Thats what came to mind while watching Wrecked, a vehicle for Adrien Brody (Predators). It begins on a high note that suggests it could be a kid brother of Memento, with Brody waking up in the shotgun seat of a car somewhere in the woods. Hes bloodied. The autos totaled. Theres a dead guy in the back seat, plus a bag of cash and a gun. And Brodys character cant even remember what happened, much less his own name.
Heck, the character cant do much of anything, being stuck in the heap of twisted metal. We see him slap at a mosquito, eat an ant, and attempt to urinate. He manages that about as well as Jim Carrey did post-coitally in Me, Myself & Irene.

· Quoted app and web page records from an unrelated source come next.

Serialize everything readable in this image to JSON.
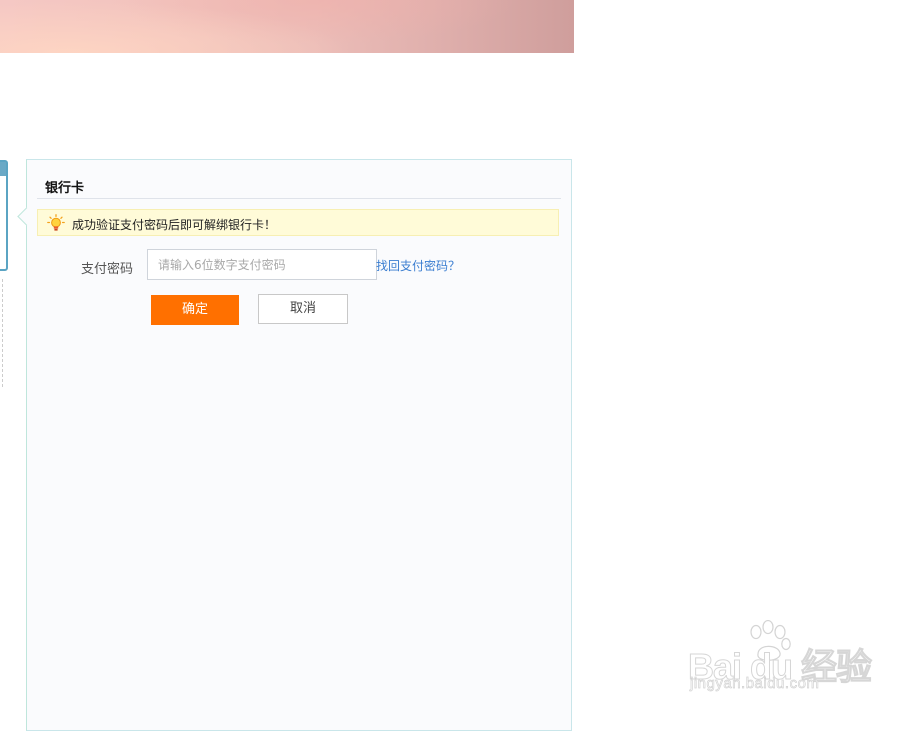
{
  "banner": {},
  "panel": {
    "title": "银行卡",
    "notice": "成功验证支付密码后即可解绑银行卡！",
    "password_label": "支付密码",
    "password_value": "",
    "password_placeholder": "请输入6位数字支付密码",
    "forgot_link": "找回支付密码？",
    "confirm_label": "确定",
    "cancel_label": "取消"
  },
  "watermark": {
    "logo_text": "Bai du 经验",
    "url": "jingyan.baidu.com"
  },
  "icons": {
    "notice_icon": "lightbulb-icon",
    "watermark_icon": "paw-icon"
  },
  "colors": {
    "accent": "#ff7000",
    "link": "#3a7dd0",
    "notice_bg": "#fffbd8",
    "panel_border": "#c9e6ea"
  }
}
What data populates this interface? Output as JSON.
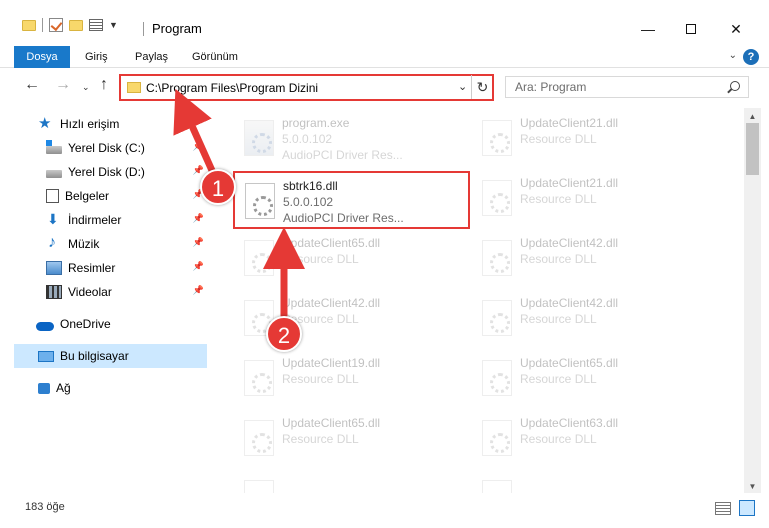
{
  "window": {
    "title": "Program",
    "controls": {
      "minimize": "—",
      "maximize": "",
      "close": "✕"
    }
  },
  "ribbon": {
    "tabs": [
      "Dosya",
      "Giriş",
      "Paylaş",
      "Görünüm"
    ],
    "help": "?"
  },
  "navigation": {
    "address_path": "C:\\Program Files\\Program Dizini",
    "search_placeholder": "Ara: Program"
  },
  "sidebar": {
    "items": [
      {
        "label": "Hızlı erişim",
        "icon": "star-icon"
      },
      {
        "label": "Yerel Disk (C:)",
        "icon": "drive-icon"
      },
      {
        "label": "Yerel Disk (D:)",
        "icon": "drive-icon"
      },
      {
        "label": "Belgeler",
        "icon": "documents-icon"
      },
      {
        "label": "İndirmeler",
        "icon": "download-icon"
      },
      {
        "label": "Müzik",
        "icon": "music-icon"
      },
      {
        "label": "Resimler",
        "icon": "pictures-icon"
      },
      {
        "label": "Videolar",
        "icon": "videos-icon"
      },
      {
        "label": "OneDrive",
        "icon": "cloud-icon"
      },
      {
        "label": "Bu bilgisayar",
        "icon": "computer-icon"
      },
      {
        "label": "Ağ",
        "icon": "network-icon"
      }
    ]
  },
  "files": [
    {
      "name": "program.exe",
      "line2": "5.0.0.102",
      "line3": "AudioPCI Driver Res..."
    },
    {
      "name": "UpdateClient21.dll",
      "line2": "Resource DLL",
      "line3": ""
    },
    {
      "name": "sbtrk16.dll",
      "line2": "5.0.0.102",
      "line3": "AudioPCI Driver Res..."
    },
    {
      "name": "UpdateClient21.dll",
      "line2": "Resource DLL",
      "line3": ""
    },
    {
      "name": "UpdateClient65.dll",
      "line2": "Resource DLL",
      "line3": ""
    },
    {
      "name": "UpdateClient42.dll",
      "line2": "Resource DLL",
      "line3": ""
    },
    {
      "name": "UpdateClient42.dll",
      "line2": "Resource DLL",
      "line3": ""
    },
    {
      "name": "UpdateClient42.dll",
      "line2": "Resource DLL",
      "line3": ""
    },
    {
      "name": "UpdateClient19.dll",
      "line2": "Resource DLL",
      "line3": ""
    },
    {
      "name": "UpdateClient65.dll",
      "line2": "Resource DLL",
      "line3": ""
    },
    {
      "name": "UpdateClient65.dll",
      "line2": "Resource DLL",
      "line3": ""
    },
    {
      "name": "UpdateClient63.dll",
      "line2": "Resource DLL",
      "line3": ""
    }
  ],
  "status": {
    "item_count": "183 öğe"
  },
  "annotations": {
    "step1": "1",
    "step2": "2",
    "color": "#e53935"
  }
}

After 30 minutes, he finally manages to push his way however painful out of the car and onto the ground. But not much happens after that, either. He crawls around, plays with a dog and has arguments with a woman (Caroline Dhavernas, Devil) who may just be a vision. At least we learn a piece of knowledge about him that may suggests maybe viewers shouldnt be sympathetic to him ... assuming they even are.
Sadly, with 10 minutes left to go (including the end credits), Wrecked finally delivers something of interest. Thats why Im convinced it should be 30 minutes, tops, not 90. Last years Buried was somewhat akin to this, but even more confined and stripped-down; however, even in a coffin 6 feet underground, Ryan Reynolds talked to plenty of people via cellphone to keep things interesting.
Wrecked does not. I found it so dull and slow, I imagined Brody were still in Predators, and those creatures just hadnt shown up yet. Aside from a scene in which Brody is swept away by river currents, about the most action one sees is the aforementioned urinating. First-time director Michael Greenspan shows he could tackle suspense, but he would be wise to seek out a script that would grant him that opportunity.
Fun fact: Following Insidious, this is the second film this year in which Tiny Tims Tiptoe Through the Tulips plays a pivotal audio role. Rod Lott